AAMA marketing director Angela Dickson addresses members during the opening session yesterday, and the big news was the launch of AAMA’s redesigned website.

Members of the American Architectural Manufacturers Association (AAMA) are meeting this week in Phoenix, and there were several important updates for those in the commercial glass and windows industry. The group’s work encompasses everything from vinyl to aluminum and the installation of those products.

The Vinyl Materials Council (VMC) reported that a draft of Installation Methods in Commercial Construction is close to being published. Additionally, Mike DeSoto, Western Division president at MI Windows and Doors, gave an update on InstallationMasters™ as it relates to commercial construction.

“The board has agreed to break this into a two-day retrofit course that will be ready in April,” he said.

For those focusing on aluminum, there was a presentation from Marshall Jinlong Wang, senior sustainability specialist at the Aluminum Association. He focused on aluminum as a material solution for green buildings. He addressed the requirements for materials and resources in the new version of LEED.

“I know many of you are very confused by this,” he said. “People are still exploring how the system works.”

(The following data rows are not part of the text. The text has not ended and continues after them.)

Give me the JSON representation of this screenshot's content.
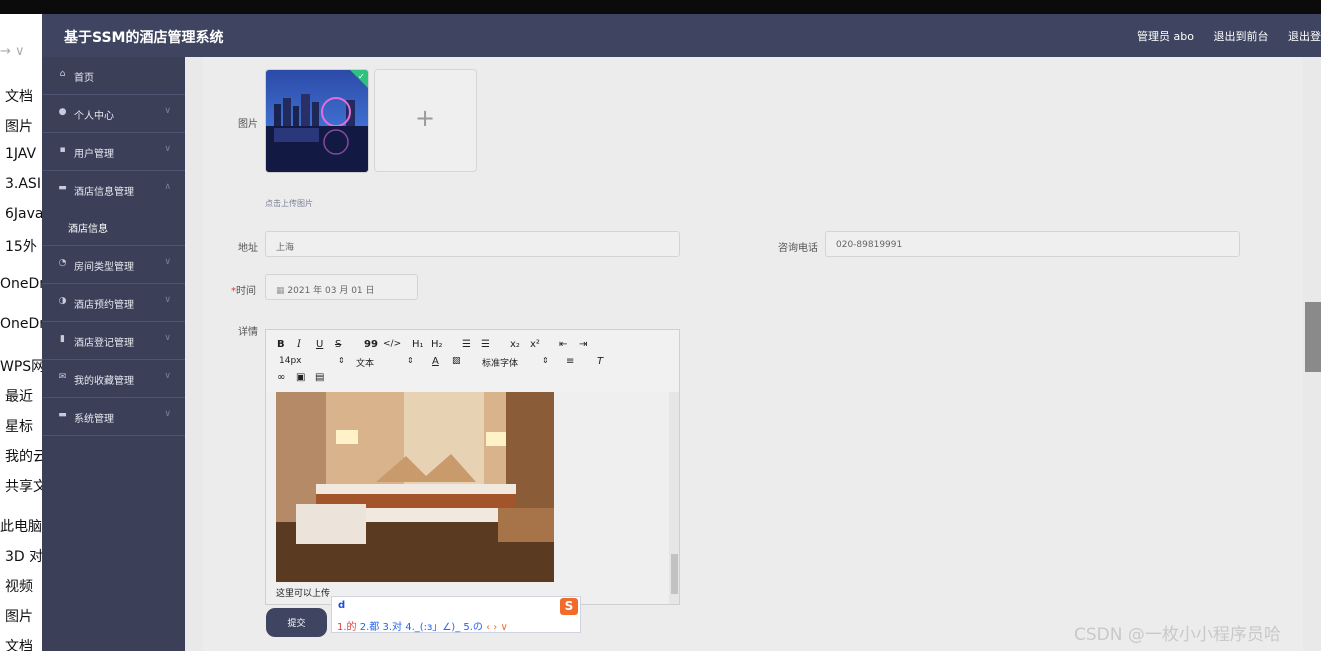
{
  "header": {
    "title": "基于SSM的酒店管理系统",
    "user": "管理员 abo",
    "to_front": "退出到前台",
    "logout": "退出登"
  },
  "sidebar": {
    "items": [
      {
        "label": "首页",
        "icon": "home-icon"
      },
      {
        "label": "个人中心",
        "icon": "user-icon"
      },
      {
        "label": "用户管理",
        "icon": "chat-icon"
      },
      {
        "label": "酒店信息管理",
        "icon": "monitor-icon",
        "expanded": true
      },
      {
        "label": "酒店信息",
        "sub": true
      },
      {
        "label": "房间类型管理",
        "icon": "clock-icon"
      },
      {
        "label": "酒店预约管理",
        "icon": "gauge-icon"
      },
      {
        "label": "酒店登记管理",
        "icon": "bar-chart-icon"
      },
      {
        "label": "我的收藏管理",
        "icon": "mail-icon"
      },
      {
        "label": "系统管理",
        "icon": "server-icon"
      }
    ]
  },
  "explorer": {
    "nav": "→ ∨",
    "items": [
      "文档",
      "图片",
      "1JAV",
      "3.ASI",
      "6Java",
      "15外",
      "OneDr",
      "OneDr",
      "WPS网",
      "最近",
      "星标",
      "我的云",
      "共享文",
      "此电脑",
      "3D 对",
      "视频",
      "图片",
      "文档"
    ]
  },
  "form": {
    "image_label": "图片",
    "upload_tip": "点击上传图片",
    "address_label": "地址",
    "address_value": "上海",
    "phone_label": "咨询电话",
    "phone_value": "020-89819991",
    "time_required": "*",
    "time_label": "时间",
    "time_value": "2021 年 03 月 01 日",
    "detail_label": "详情",
    "submit": "提交"
  },
  "editor": {
    "font_size": "14px",
    "paragraph": "文本",
    "font_family": "标准字体",
    "caption": "这里可以上传"
  },
  "ime": {
    "typed": "d",
    "candidates": [
      "1.的",
      "2.都",
      "3.对",
      "4._(:з」∠)_",
      "5.の"
    ],
    "nav": "‹ › ∨"
  },
  "watermark": "CSDN @一枚小小程序员哈"
}
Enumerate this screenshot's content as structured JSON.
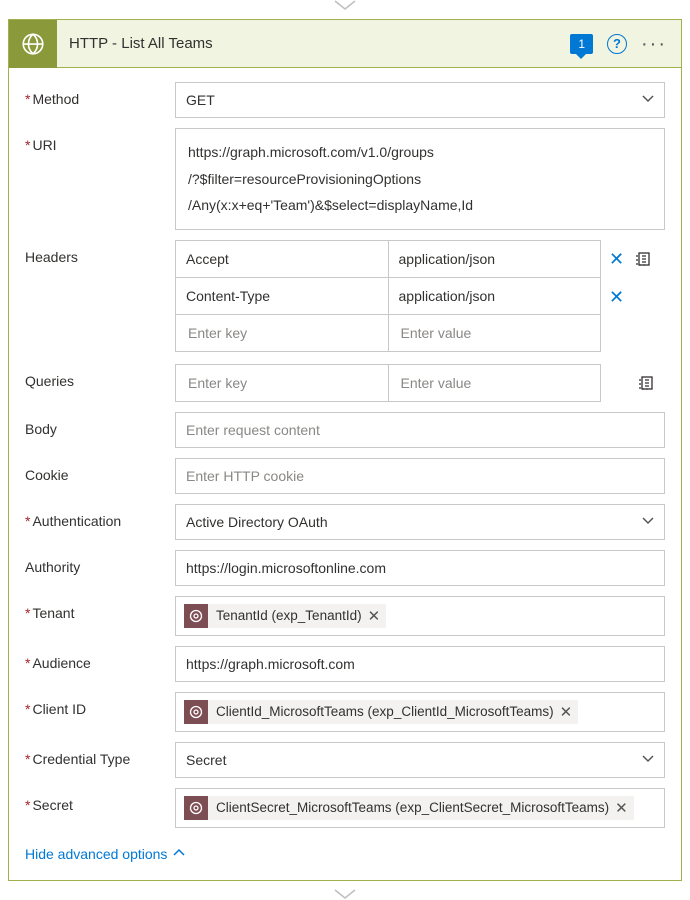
{
  "header": {
    "title": "HTTP - List All Teams",
    "comment_count": "1"
  },
  "fields": {
    "method": {
      "label": "Method",
      "value": "GET"
    },
    "uri": {
      "label": "URI",
      "line1": "https://graph.microsoft.com/v1.0/groups",
      "line2": "/?$filter=resourceProvisioningOptions",
      "line3": "/Any(x:x+eq+'Team')&$select=displayName,Id"
    },
    "headers": {
      "label": "Headers",
      "rows": [
        {
          "key": "Accept",
          "value": "application/json"
        },
        {
          "key": "Content-Type",
          "value": "application/json"
        }
      ],
      "key_placeholder": "Enter key",
      "value_placeholder": "Enter value"
    },
    "queries": {
      "label": "Queries",
      "key_placeholder": "Enter key",
      "value_placeholder": "Enter value"
    },
    "body": {
      "label": "Body",
      "placeholder": "Enter request content"
    },
    "cookie": {
      "label": "Cookie",
      "placeholder": "Enter HTTP cookie"
    },
    "authentication": {
      "label": "Authentication",
      "value": "Active Directory OAuth"
    },
    "authority": {
      "label": "Authority",
      "value": "https://login.microsoftonline.com"
    },
    "tenant": {
      "label": "Tenant",
      "token": "TenantId (exp_TenantId)"
    },
    "audience": {
      "label": "Audience",
      "value": "https://graph.microsoft.com"
    },
    "client_id": {
      "label": "Client ID",
      "token": "ClientId_MicrosoftTeams (exp_ClientId_MicrosoftTeams)"
    },
    "credential_type": {
      "label": "Credential Type",
      "value": "Secret"
    },
    "secret": {
      "label": "Secret",
      "token": "ClientSecret_MicrosoftTeams (exp_ClientSecret_MicrosoftTeams)"
    }
  },
  "footer": {
    "toggle": "Hide advanced options"
  }
}
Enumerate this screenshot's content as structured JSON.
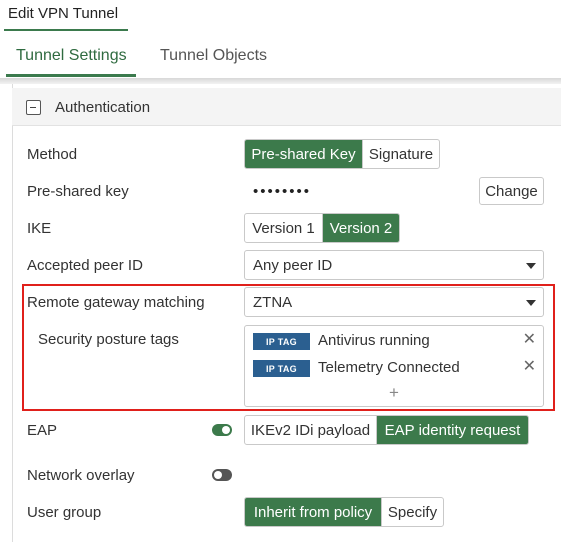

Here’s how some of it breaks down: 5 points for building life cycle impact reduction; 2 points for the Environmental Product Declaration (EPD) and 2 points for the source of raw materials.

“To get that 5 points use as much of the existing building as you can,” he said. “Or you do a life cycle assessment of the entire building.”

In regard to the 2 points for the EPD, he said, “there are 20 products required in the building, so your material may only contribute 5 percent. These are the tricky questions.”

What hasn’t changed in this newest version is that recycled content still matters.

In essence, Wang said the goal is to get aluminum companies thinking of how these materials can be incorporated into a green building system.

“We are not only a material industry, but we are an industry with the right solutions,” he said.

Members of other industry organizations were in attendance at the AAMA Conference, and many of them gave an update on their associations’ efforts.

Scott Hanlon, director of programs at the National Fenestration Rating Council (NFRC), reported the NFRC is currently gathering detailed commercial market intelligence. Margaret Webb, executive director of the Insulating Glass Manufacturers Alliance, spoke about a myriad of activities into which the association is delving. This includes looking at ceramic frit and its impact on thermal stress, as well as IG cavity width manufacturing tolerances.

In the future IGMA will look at developing glazing guidelines for vacuum insulating glass, and will also look at complex products such as spider glazing and others. “We’re really seeing some complex stuff,” said Webb.

AAMA regulatory affairs manager Diana Hanson gave a short report on ASHRAE. Current work of the group includes thermal bridging, air leakage and developing a user’s manual. She mentioned that public comment for ASHRAE 90.2 ended in December and this is the first review undertaken in ten years, and the association received more than 200 comments.

For more on the AAMA meeting, read Tara Taffera’s day-one report. Stay tuned to USGNN.com™ for more news from the conference, which continues through Wednesday.